The Vagina Monologues: A voice

Students, faculty present short stories about sexual experiences


Vaginas—over half of the world’s got one. But in the 1990s, playwright Eve Ensler thought that we weren’t talking about them enough. So she created the Vagina Monologues.

She went around asking women that she met questions about their vaginas. Some of the responses turned out to be quite profound and were turned into monologues that are now performed all over the world. A few of the monologues were performed.

The performance is a series of stories from women of different ages, races and sexual orientations.

The stories range from hilarious to heartbreaking and all the performers were spirited and passionate about their words.

It seemed that the overall purpose of the performance was to empower by talking about things that most people don’t talk about and that many don’t want to talk about.

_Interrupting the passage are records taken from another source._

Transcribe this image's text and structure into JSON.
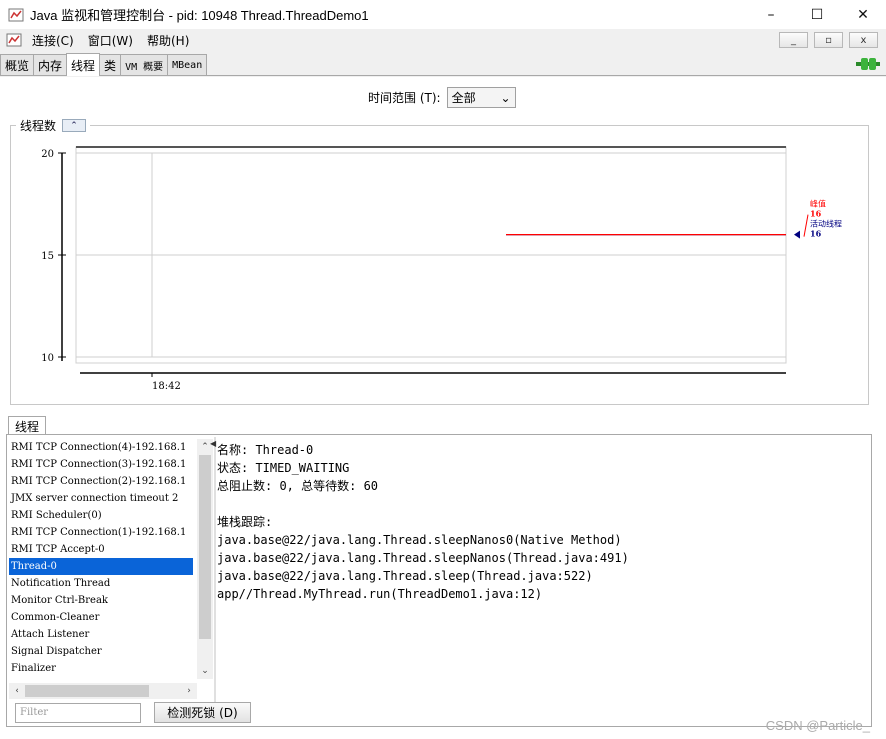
{
  "window": {
    "title": "Java 监视和管理控制台 - pid: 10948 Thread.ThreadDemo1",
    "minimize_glyph": "–",
    "maximize_glyph": "☐",
    "close_glyph": "✕"
  },
  "menu": {
    "items": [
      "连接(C)",
      "窗口(W)",
      "帮助(H)"
    ],
    "inner_minimize_glyph": "_",
    "inner_restore_glyph": "▫",
    "inner_close_glyph": "x"
  },
  "tabs": [
    {
      "label": "概览",
      "active": false
    },
    {
      "label": "内存",
      "active": false
    },
    {
      "label": "线程",
      "active": true
    },
    {
      "label": "类",
      "active": false
    },
    {
      "label": "VM 概要",
      "active": false
    },
    {
      "label": "MBean",
      "active": false
    }
  ],
  "time_range": {
    "label": "时间范围 (T):",
    "selected": "全部",
    "arrow_glyph": "⌄"
  },
  "chart_panel": {
    "title": "线程数",
    "collapse_glyph": "⌃"
  },
  "chart_data": {
    "type": "line",
    "title": "",
    "xlabel": "",
    "ylabel": "",
    "ylim": [
      10,
      20
    ],
    "y_ticks": [
      10,
      15,
      20
    ],
    "x_ticks": [
      "18:42"
    ],
    "grid": true,
    "legend_position": "right",
    "series": [
      {
        "name": "峰值",
        "color": "#ff0000",
        "values": [
          16
        ]
      },
      {
        "name": "活动线程",
        "color": "#000080",
        "values": [
          16
        ]
      }
    ],
    "legend": [
      {
        "name": "峰值",
        "value": "16",
        "color": "#ff0000"
      },
      {
        "name": "活动线程",
        "value": "16",
        "color": "#000080"
      }
    ]
  },
  "threads_section": {
    "tab_label": "线程",
    "list": [
      "RMI TCP Connection(4)-192.168.1",
      "RMI TCP Connection(3)-192.168.1",
      "RMI TCP Connection(2)-192.168.1",
      "JMX server connection timeout 2",
      "RMI Scheduler(0)",
      "RMI TCP Connection(1)-192.168.1",
      "RMI TCP Accept-0",
      "Thread-0",
      "Notification Thread",
      "Monitor Ctrl-Break",
      "Common-Cleaner",
      "Attach Listener",
      "Signal Dispatcher",
      "Finalizer"
    ],
    "selected_index": 7,
    "detail": {
      "name_line": "名称: Thread-0",
      "state_line": "状态: TIMED_WAITING",
      "counts_line": "总阻止数: 0, 总等待数: 60",
      "stack_title": "堆栈跟踪:",
      "stack": [
        "java.base@22/java.lang.Thread.sleepNanos0(Native Method)",
        "java.base@22/java.lang.Thread.sleepNanos(Thread.java:491)",
        "java.base@22/java.lang.Thread.sleep(Thread.java:522)",
        "app//Thread.MyThread.run(ThreadDemo1.java:12)"
      ]
    },
    "filter_placeholder": "Filter",
    "detect_button": "检测死锁 (D)"
  },
  "watermark": "CSDN @Particle_"
}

Jessica Hawkins, a graduate student of the forensic psychology program, has performed in the play for three years. She said that something can be learned from all the monologues.

“The monologues themselves are always insightful when it comes to understanding what many women go through on a daily basis,” Hawkins said.

But whether you can relate to the stories or not, they’re still interesting. They give you a glimpse into the experiences of other people and what they learned from those experiences.

Throughout the performance, audience members shouted things like “Yes girl!” and “mhm!” The monologues excited everyone because it was something they could relate to.

The Vagina Monologues isn’t just for women. Anyone is welcome to attend and anyone can benefit from hearing the stories. In fact, Blake Stone, better known as Mister ULM, was there.

He said that he loved the lighthearted and funny aspects of the play but he loved the serious parts even more.

“There were also serious moments to the monologues that had to do with self worth, self discovery and overcoming tragic events,” he said. “Those were probably my favorite.”

“Our hope is always for the audience to hear these stories and think deeply about what they mean for women,” Hawkins said. “Even if we just change one person’s mind or heart then we are moving in the right direction.”